── Supplied records
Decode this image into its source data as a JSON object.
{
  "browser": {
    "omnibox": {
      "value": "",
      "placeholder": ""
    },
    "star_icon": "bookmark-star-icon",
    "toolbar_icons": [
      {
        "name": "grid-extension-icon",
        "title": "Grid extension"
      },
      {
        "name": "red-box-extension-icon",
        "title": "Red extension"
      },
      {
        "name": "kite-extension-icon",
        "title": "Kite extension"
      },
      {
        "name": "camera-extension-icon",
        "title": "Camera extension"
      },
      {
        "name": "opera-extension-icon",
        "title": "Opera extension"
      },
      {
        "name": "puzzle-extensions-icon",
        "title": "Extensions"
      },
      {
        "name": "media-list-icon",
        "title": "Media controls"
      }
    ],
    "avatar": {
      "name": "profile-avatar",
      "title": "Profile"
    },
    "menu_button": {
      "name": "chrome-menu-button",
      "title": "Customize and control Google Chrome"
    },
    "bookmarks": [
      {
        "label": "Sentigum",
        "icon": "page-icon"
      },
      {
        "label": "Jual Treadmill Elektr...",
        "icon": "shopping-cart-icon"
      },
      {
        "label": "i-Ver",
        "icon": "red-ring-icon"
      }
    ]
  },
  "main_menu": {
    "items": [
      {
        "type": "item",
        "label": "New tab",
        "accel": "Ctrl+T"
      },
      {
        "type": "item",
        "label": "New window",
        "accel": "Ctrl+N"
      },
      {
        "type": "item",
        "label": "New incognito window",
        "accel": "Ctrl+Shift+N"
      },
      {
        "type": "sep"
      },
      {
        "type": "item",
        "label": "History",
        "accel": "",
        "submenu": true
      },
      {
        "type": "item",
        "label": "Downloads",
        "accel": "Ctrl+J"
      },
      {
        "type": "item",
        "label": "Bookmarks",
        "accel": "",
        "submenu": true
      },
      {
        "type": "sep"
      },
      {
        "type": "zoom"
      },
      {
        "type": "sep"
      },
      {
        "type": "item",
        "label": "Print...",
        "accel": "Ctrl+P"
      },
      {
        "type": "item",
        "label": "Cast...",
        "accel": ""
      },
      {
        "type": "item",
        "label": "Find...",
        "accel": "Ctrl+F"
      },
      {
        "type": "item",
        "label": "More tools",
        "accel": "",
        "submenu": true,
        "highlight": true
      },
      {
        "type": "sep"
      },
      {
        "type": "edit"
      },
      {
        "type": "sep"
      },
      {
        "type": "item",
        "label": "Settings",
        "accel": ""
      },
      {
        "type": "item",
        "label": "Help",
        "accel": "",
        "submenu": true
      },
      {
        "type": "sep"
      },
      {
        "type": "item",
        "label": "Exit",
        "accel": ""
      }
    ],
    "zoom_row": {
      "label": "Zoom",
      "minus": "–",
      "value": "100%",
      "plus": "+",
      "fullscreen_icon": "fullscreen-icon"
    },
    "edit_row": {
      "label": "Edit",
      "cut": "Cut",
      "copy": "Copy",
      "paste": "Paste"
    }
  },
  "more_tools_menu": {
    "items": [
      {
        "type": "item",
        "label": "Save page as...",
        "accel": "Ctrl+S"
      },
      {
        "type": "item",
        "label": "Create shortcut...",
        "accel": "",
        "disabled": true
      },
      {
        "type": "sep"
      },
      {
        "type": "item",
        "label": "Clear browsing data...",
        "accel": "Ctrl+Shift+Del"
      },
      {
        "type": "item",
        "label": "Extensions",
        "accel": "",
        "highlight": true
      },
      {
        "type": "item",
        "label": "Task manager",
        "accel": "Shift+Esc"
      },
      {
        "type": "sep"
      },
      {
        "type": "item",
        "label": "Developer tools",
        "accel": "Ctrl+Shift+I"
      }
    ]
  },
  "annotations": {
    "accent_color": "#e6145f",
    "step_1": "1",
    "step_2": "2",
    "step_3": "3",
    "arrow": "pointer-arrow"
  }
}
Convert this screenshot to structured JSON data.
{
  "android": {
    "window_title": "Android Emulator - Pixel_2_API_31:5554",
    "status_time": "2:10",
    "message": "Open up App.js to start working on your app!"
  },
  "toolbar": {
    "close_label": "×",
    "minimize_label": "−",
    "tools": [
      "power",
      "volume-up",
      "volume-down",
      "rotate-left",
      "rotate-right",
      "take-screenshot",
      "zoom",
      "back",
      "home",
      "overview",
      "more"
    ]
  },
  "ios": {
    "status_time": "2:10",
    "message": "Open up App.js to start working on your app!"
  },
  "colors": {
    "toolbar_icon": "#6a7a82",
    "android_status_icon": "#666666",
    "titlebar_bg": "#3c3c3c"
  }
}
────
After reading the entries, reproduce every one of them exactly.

Decode this image into its source data as a JSON object.
{
  "browser": {
    "omnibox": {
      "value": "",
      "placeholder": ""
    },
    "star_icon": "bookmark-star-icon",
    "toolbar_icons": [
      {
        "name": "grid-extension-icon",
        "title": "Grid extension"
      },
      {
        "name": "red-box-extension-icon",
        "title": "Red extension"
      },
      {
        "name": "kite-extension-icon",
        "title": "Kite extension"
      },
      {
        "name": "camera-extension-icon",
        "title": "Camera extension"
      },
      {
        "name": "opera-extension-icon",
        "title": "Opera extension"
      },
      {
        "name": "puzzle-extensions-icon",
        "title": "Extensions"
      },
      {
        "name": "media-list-icon",
        "title": "Media controls"
      }
    ],
    "avatar": {
      "name": "profile-avatar",
      "title": "Profile"
    },
    "menu_button": {
      "name": "chrome-menu-button",
      "title": "Customize and control Google Chrome"
    },
    "bookmarks": [
      {
        "label": "Sentigum",
        "icon": "page-icon"
      },
      {
        "label": "Jual Treadmill Elektr...",
        "icon": "shopping-cart-icon"
      },
      {
        "label": "i-Ver",
        "icon": "red-ring-icon"
      }
    ]
  },
  "main_menu": {
    "items": [
      {
        "type": "item",
        "label": "New tab",
        "accel": "Ctrl+T"
      },
      {
        "type": "item",
        "label": "New window",
        "accel": "Ctrl+N"
      },
      {
        "type": "item",
        "label": "New incognito window",
        "accel": "Ctrl+Shift+N"
      },
      {
        "type": "sep"
      },
      {
        "type": "item",
        "label": "History",
        "accel": "",
        "submenu": true
      },
      {
        "type": "item",
        "label": "Downloads",
        "accel": "Ctrl+J"
      },
      {
        "type": "item",
        "label": "Bookmarks",
        "accel": "",
        "submenu": true
      },
      {
        "type": "sep"
      },
      {
        "type": "zoom"
      },
      {
        "type": "sep"
      },
      {
        "type": "item",
        "label": "Print...",
        "accel": "Ctrl+P"
      },
      {
        "type": "item",
        "label": "Cast...",
        "accel": ""
      },
      {
        "type": "item",
        "label": "Find...",
        "accel": "Ctrl+F"
      },
      {
        "type": "item",
        "label": "More tools",
        "accel": "",
        "submenu": true,
        "highlight": true
      },
      {
        "type": "sep"
      },
      {
        "type": "edit"
      },
      {
        "type": "sep"
      },
      {
        "type": "item",
        "label": "Settings",
        "accel": ""
      },
      {
        "type": "item",
        "label": "Help",
        "accel": "",
        "submenu": true
      },
      {
        "type": "sep"
      },
      {
        "type": "item",
        "label": "Exit",
        "accel": ""
      }
    ],
    "zoom_row": {
      "label": "Zoom",
      "minus": "–",
      "value": "100%",
      "plus": "+",
      "fullscreen_icon": "fullscreen-icon"
    },
    "edit_row": {
      "label": "Edit",
      "cut": "Cut",
      "copy": "Copy",
      "paste": "Paste"
    }
  },
  "more_tools_menu": {
    "items": [
      {
        "type": "item",
        "label": "Save page as...",
        "accel": "Ctrl+S"
      },
      {
        "type": "item",
        "label": "Create shortcut...",
        "accel": "",
        "disabled": true
      },
      {
        "type": "sep"
      },
      {
        "type": "item",
        "label": "Clear browsing data...",
        "accel": "Ctrl+Shift+Del"
      },
      {
        "type": "item",
        "label": "Extensions",
        "accel": "",
        "highlight": true
      },
      {
        "type": "item",
        "label": "Task manager",
        "accel": "Shift+Esc"
      },
      {
        "type": "sep"
      },
      {
        "type": "item",
        "label": "Developer tools",
        "accel": "Ctrl+Shift+I"
      }
    ]
  },
  "annotations": {
    "accent_color": "#e6145f",
    "step_1": "1",
    "step_2": "2",
    "step_3": "3",
    "arrow": "pointer-arrow"
  }
}
Convert this screenshot to structured JSON data.
{
  "android": {
    "window_title": "Android Emulator - Pixel_2_API_31:5554",
    "status_time": "2:10",
    "message": "Open up App.js to start working on your app!"
  },
  "toolbar": {
    "close_label": "×",
    "minimize_label": "−",
    "tools": [
      "power",
      "volume-up",
      "volume-down",
      "rotate-left",
      "rotate-right",
      "take-screenshot",
      "zoom",
      "back",
      "home",
      "overview",
      "more"
    ]
  },
  "ios": {
    "status_time": "2:10",
    "message": "Open up App.js to start working on your app!"
  },
  "colors": {
    "toolbar_icon": "#6a7a82",
    "android_status_icon": "#666666",
    "titlebar_bg": "#3c3c3c"
  }
}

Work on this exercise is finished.